            At a 5% discount rate, $1 per watt installed and 1/2% O&M pa. and over 20 years, the calculation is 4.7c/kWh. Remember we are assuming from your question that the batteries, inverters and power conditioning is already present and seeing why Rob Campbell would want to install his own PV generation.

        • Bob_Wallace 6 years ago

          Here’s what’s happening in the US. In terms of end-user rooftop you folks are installing for about half our national average. Our utility scale solar (before subsidy) is roughly the same as your residential rooftop.

          “The cost of large-scale solar projects has fallen by one third in the last five years and big solar now competes with wind energy in the solar-rich south-west of the United States, according to new research.

          The study by the Lawrence Berkeley National Laboratory entitled “Utility-Scale Solar 2012: An Empirical Analysis of Project Cost, Performance, and Pricing Trends in the United States” – says the cost of solar is still falling and contracts for some solar projects are being struck as low as $50/MWh (including a 30 percent federal tax credit).”

          “Another interesting observation from LBNL is that most of the contracts written in recent years do not escalate in nominal dollars over the life of the contract. This means that in real dollar terms, the pricing of the contract actually declines.

          This means that towards the end of their contracts, the solar plants (including PV, CSP and CPV) contracted in 2013 will on average will be delivering electricity at less than $40/MWh. This is likely to be considerably less than fossil fuel plants at the same time, given the expected cost of fuels and any environmental regulations.”


          Adding back in the 30% ITC makes the cost something above $60/MWh. Selling price includes items which would not be discounted by the ITC. (Land, transmission, profits)

        • suthnsun 6 years ago

          Catprog’s figure is closer than mine,I had an error. Why not an explosion – I think the commercial self consumption case is an explosion just starting to erupt, there is a compelling case if rooftops are available and self-consumption can be engineered. I am hearing very low panel prices for these types of jobs. Commercials are not allowed to sell their output in general, the ACT case is loaded with other costs + margins

        • Rob Campbell 6 years ago

          Have you amortized the costs, I’m sure you will find a more favorable out come.

      • Rob Campbell 6 years ago

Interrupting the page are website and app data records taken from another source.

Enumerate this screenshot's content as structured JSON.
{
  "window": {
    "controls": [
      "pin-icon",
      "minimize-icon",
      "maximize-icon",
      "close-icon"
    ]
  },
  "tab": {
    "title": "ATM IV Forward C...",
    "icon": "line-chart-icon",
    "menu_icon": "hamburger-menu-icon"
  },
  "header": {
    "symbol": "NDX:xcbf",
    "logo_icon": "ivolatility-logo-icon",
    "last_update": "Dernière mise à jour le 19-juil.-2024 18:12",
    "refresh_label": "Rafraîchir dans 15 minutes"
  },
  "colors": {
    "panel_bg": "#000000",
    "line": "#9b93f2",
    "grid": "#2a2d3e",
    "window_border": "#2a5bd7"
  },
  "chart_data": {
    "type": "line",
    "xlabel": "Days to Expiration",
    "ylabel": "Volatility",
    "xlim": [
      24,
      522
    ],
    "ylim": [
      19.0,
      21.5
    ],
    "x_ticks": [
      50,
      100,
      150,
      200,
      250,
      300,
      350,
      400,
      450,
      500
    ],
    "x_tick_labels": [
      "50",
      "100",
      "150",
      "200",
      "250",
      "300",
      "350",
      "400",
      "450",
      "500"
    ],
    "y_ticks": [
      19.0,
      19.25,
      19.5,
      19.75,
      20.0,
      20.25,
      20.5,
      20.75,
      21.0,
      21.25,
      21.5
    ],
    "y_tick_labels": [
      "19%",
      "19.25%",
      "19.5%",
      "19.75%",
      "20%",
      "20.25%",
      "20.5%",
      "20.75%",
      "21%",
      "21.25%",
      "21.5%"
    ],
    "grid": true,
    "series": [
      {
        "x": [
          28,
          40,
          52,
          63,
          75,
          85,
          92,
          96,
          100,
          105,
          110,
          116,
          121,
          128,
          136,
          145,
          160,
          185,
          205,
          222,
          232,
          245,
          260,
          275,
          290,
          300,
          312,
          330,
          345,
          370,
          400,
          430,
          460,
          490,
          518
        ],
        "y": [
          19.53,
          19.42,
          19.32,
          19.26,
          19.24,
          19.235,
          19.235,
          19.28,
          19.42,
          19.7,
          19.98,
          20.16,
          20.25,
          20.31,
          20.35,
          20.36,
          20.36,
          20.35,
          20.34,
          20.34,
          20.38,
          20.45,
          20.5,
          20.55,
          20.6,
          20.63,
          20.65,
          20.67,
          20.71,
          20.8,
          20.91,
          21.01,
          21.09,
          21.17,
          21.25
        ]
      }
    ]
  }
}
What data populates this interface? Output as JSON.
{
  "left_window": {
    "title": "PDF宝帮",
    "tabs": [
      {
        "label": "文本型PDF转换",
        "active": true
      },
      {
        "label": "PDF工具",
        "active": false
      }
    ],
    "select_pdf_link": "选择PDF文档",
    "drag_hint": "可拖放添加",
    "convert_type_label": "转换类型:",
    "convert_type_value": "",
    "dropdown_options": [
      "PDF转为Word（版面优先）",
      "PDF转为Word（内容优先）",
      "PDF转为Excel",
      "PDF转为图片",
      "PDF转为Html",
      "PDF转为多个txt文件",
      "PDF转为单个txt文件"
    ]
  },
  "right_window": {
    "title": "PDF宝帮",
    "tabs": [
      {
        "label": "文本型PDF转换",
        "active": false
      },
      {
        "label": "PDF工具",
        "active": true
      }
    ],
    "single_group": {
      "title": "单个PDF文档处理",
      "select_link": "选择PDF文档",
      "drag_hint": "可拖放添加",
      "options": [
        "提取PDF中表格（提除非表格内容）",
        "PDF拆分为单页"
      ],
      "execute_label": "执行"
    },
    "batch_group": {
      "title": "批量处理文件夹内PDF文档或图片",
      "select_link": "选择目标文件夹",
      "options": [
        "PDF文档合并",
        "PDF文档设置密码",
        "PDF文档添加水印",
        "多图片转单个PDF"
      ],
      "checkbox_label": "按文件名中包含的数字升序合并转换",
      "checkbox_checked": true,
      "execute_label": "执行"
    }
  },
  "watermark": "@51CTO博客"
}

        One of the key things to putting these things right next to the markets is the fact that if you can avoid the scenario of not being able to produce at peak times, which I think we can do, we don’t need to pay for the 275KV distribution as part of the equation. That adds $35.00 per megawatt straight away to the amount of money available for this power we are wanting to produce, and, if we are forced to pay it even though we can prove we aren’t using it, we’ll take ’em to court!

  5. coomadoug 6 years ago

    Some good things about DC storage are as follows.
    Energy can be located at the most effective location on the grid for optimum effective stability control and peak load supply. As well, it can be switched into the system on a milli second time frame.
    At the moment generators burning coal and hydro plant are run inefficiently in order to provide such stability and load support. They also have long time delays of delivery by comparison.
    The reality is, the battery stored solar energy may well sit there in the battery and recieve contractual payments for various energy market products without being used.
    The entire output of the solar would then be sold onto the grid.
    The management of this coming technology has many things possible that most bloggs I read have no idea yet.

  6. JonathanMaddox 6 years ago

    Ground-mounted solar PV panels necessarily have a low profile.

Comments are closed.

Get up to 3 quotes from pre-vetted solar (and battery) installers.